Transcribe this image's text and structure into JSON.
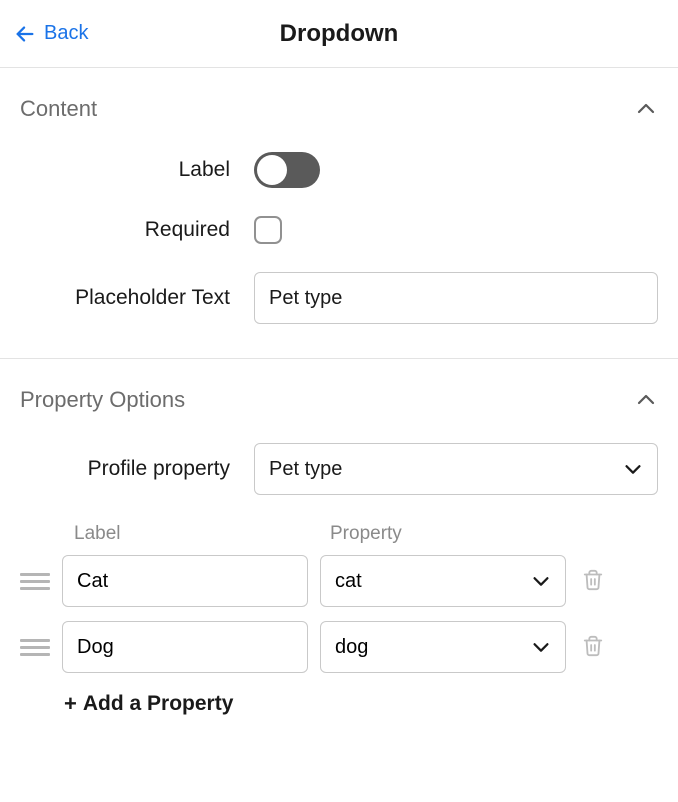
{
  "header": {
    "back_label": "Back",
    "title": "Dropdown"
  },
  "sections": {
    "content": {
      "title": "Content",
      "fields": {
        "label": {
          "label": "Label",
          "value": true
        },
        "required": {
          "label": "Required",
          "value": false
        },
        "placeholder": {
          "label": "Placeholder Text",
          "value": "Pet type"
        }
      }
    },
    "property_options": {
      "title": "Property Options",
      "profile_property": {
        "label": "Profile property",
        "value": "Pet type"
      },
      "columns": {
        "label": "Label",
        "property": "Property"
      },
      "options": [
        {
          "label": "Cat",
          "property": "cat"
        },
        {
          "label": "Dog",
          "property": "dog"
        }
      ],
      "add_label": "Add a Property"
    }
  }
}
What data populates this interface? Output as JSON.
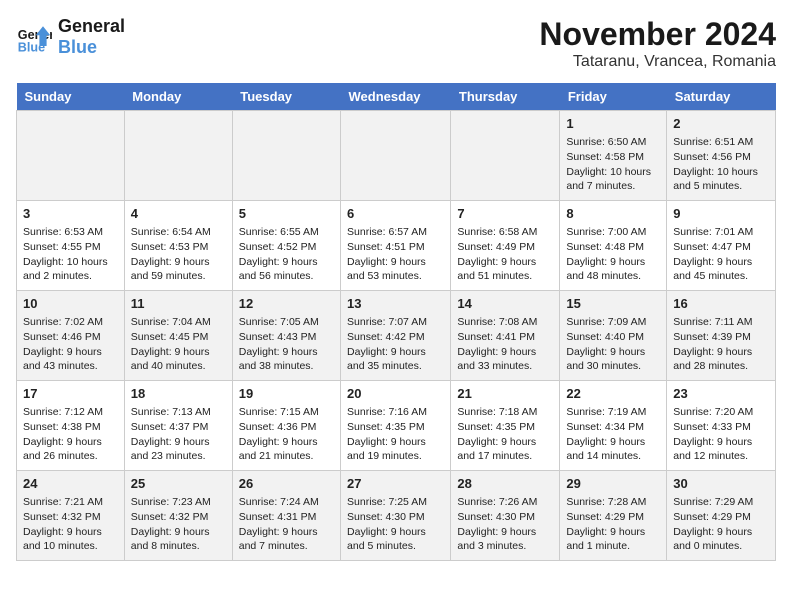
{
  "header": {
    "logo_line1": "General",
    "logo_line2": "Blue",
    "month": "November 2024",
    "location": "Tataranu, Vrancea, Romania"
  },
  "weekdays": [
    "Sunday",
    "Monday",
    "Tuesday",
    "Wednesday",
    "Thursday",
    "Friday",
    "Saturday"
  ],
  "weeks": [
    [
      {
        "day": "",
        "info": ""
      },
      {
        "day": "",
        "info": ""
      },
      {
        "day": "",
        "info": ""
      },
      {
        "day": "",
        "info": ""
      },
      {
        "day": "",
        "info": ""
      },
      {
        "day": "1",
        "info": "Sunrise: 6:50 AM\nSunset: 4:58 PM\nDaylight: 10 hours and 7 minutes."
      },
      {
        "day": "2",
        "info": "Sunrise: 6:51 AM\nSunset: 4:56 PM\nDaylight: 10 hours and 5 minutes."
      }
    ],
    [
      {
        "day": "3",
        "info": "Sunrise: 6:53 AM\nSunset: 4:55 PM\nDaylight: 10 hours and 2 minutes."
      },
      {
        "day": "4",
        "info": "Sunrise: 6:54 AM\nSunset: 4:53 PM\nDaylight: 9 hours and 59 minutes."
      },
      {
        "day": "5",
        "info": "Sunrise: 6:55 AM\nSunset: 4:52 PM\nDaylight: 9 hours and 56 minutes."
      },
      {
        "day": "6",
        "info": "Sunrise: 6:57 AM\nSunset: 4:51 PM\nDaylight: 9 hours and 53 minutes."
      },
      {
        "day": "7",
        "info": "Sunrise: 6:58 AM\nSunset: 4:49 PM\nDaylight: 9 hours and 51 minutes."
      },
      {
        "day": "8",
        "info": "Sunrise: 7:00 AM\nSunset: 4:48 PM\nDaylight: 9 hours and 48 minutes."
      },
      {
        "day": "9",
        "info": "Sunrise: 7:01 AM\nSunset: 4:47 PM\nDaylight: 9 hours and 45 minutes."
      }
    ],
    [
      {
        "day": "10",
        "info": "Sunrise: 7:02 AM\nSunset: 4:46 PM\nDaylight: 9 hours and 43 minutes."
      },
      {
        "day": "11",
        "info": "Sunrise: 7:04 AM\nSunset: 4:45 PM\nDaylight: 9 hours and 40 minutes."
      },
      {
        "day": "12",
        "info": "Sunrise: 7:05 AM\nSunset: 4:43 PM\nDaylight: 9 hours and 38 minutes."
      },
      {
        "day": "13",
        "info": "Sunrise: 7:07 AM\nSunset: 4:42 PM\nDaylight: 9 hours and 35 minutes."
      },
      {
        "day": "14",
        "info": "Sunrise: 7:08 AM\nSunset: 4:41 PM\nDaylight: 9 hours and 33 minutes."
      },
      {
        "day": "15",
        "info": "Sunrise: 7:09 AM\nSunset: 4:40 PM\nDaylight: 9 hours and 30 minutes."
      },
      {
        "day": "16",
        "info": "Sunrise: 7:11 AM\nSunset: 4:39 PM\nDaylight: 9 hours and 28 minutes."
      }
    ],
    [
      {
        "day": "17",
        "info": "Sunrise: 7:12 AM\nSunset: 4:38 PM\nDaylight: 9 hours and 26 minutes."
      },
      {
        "day": "18",
        "info": "Sunrise: 7:13 AM\nSunset: 4:37 PM\nDaylight: 9 hours and 23 minutes."
      },
      {
        "day": "19",
        "info": "Sunrise: 7:15 AM\nSunset: 4:36 PM\nDaylight: 9 hours and 21 minutes."
      },
      {
        "day": "20",
        "info": "Sunrise: 7:16 AM\nSunset: 4:35 PM\nDaylight: 9 hours and 19 minutes."
      },
      {
        "day": "21",
        "info": "Sunrise: 7:18 AM\nSunset: 4:35 PM\nDaylight: 9 hours and 17 minutes."
      },
      {
        "day": "22",
        "info": "Sunrise: 7:19 AM\nSunset: 4:34 PM\nDaylight: 9 hours and 14 minutes."
      },
      {
        "day": "23",
        "info": "Sunrise: 7:20 AM\nSunset: 4:33 PM\nDaylight: 9 hours and 12 minutes."
      }
    ],
    [
      {
        "day": "24",
        "info": "Sunrise: 7:21 AM\nSunset: 4:32 PM\nDaylight: 9 hours and 10 minutes."
      },
      {
        "day": "25",
        "info": "Sunrise: 7:23 AM\nSunset: 4:32 PM\nDaylight: 9 hours and 8 minutes."
      },
      {
        "day": "26",
        "info": "Sunrise: 7:24 AM\nSunset: 4:31 PM\nDaylight: 9 hours and 7 minutes."
      },
      {
        "day": "27",
        "info": "Sunrise: 7:25 AM\nSunset: 4:30 PM\nDaylight: 9 hours and 5 minutes."
      },
      {
        "day": "28",
        "info": "Sunrise: 7:26 AM\nSunset: 4:30 PM\nDaylight: 9 hours and 3 minutes."
      },
      {
        "day": "29",
        "info": "Sunrise: 7:28 AM\nSunset: 4:29 PM\nDaylight: 9 hours and 1 minute."
      },
      {
        "day": "30",
        "info": "Sunrise: 7:29 AM\nSunset: 4:29 PM\nDaylight: 9 hours and 0 minutes."
      }
    ]
  ]
}
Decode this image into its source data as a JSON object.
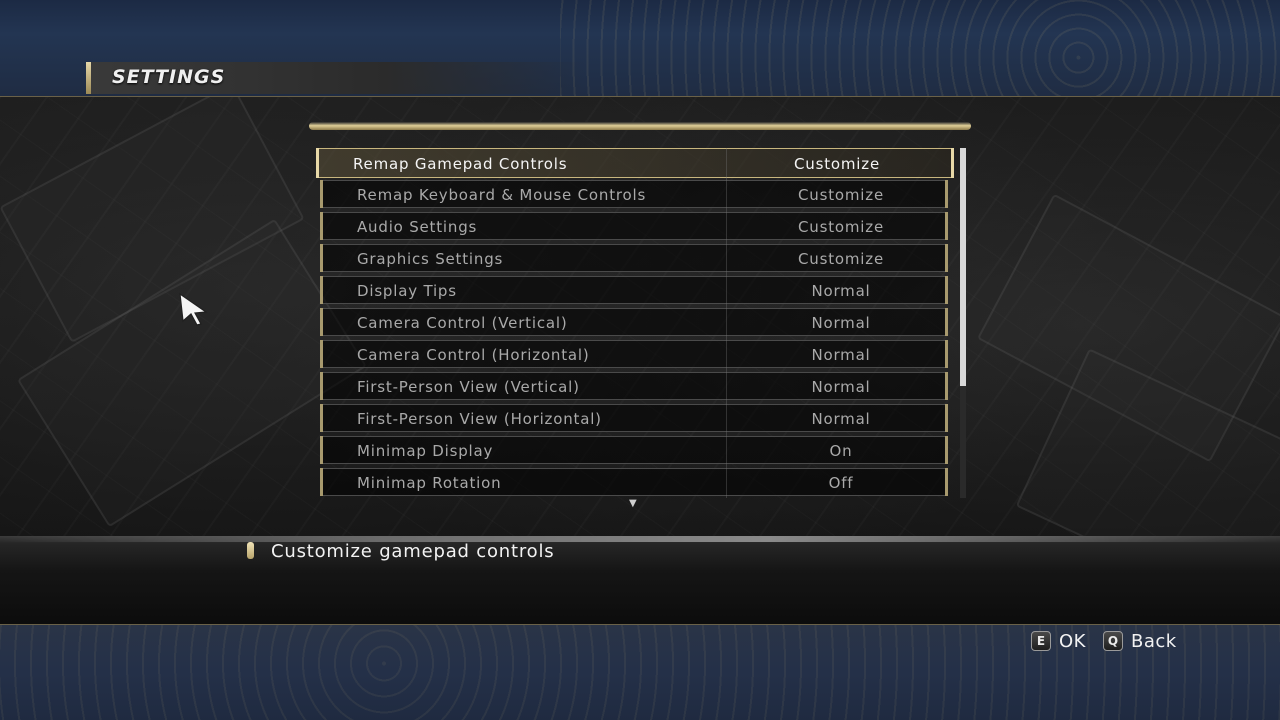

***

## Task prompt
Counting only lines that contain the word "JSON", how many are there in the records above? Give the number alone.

## Exercise output
3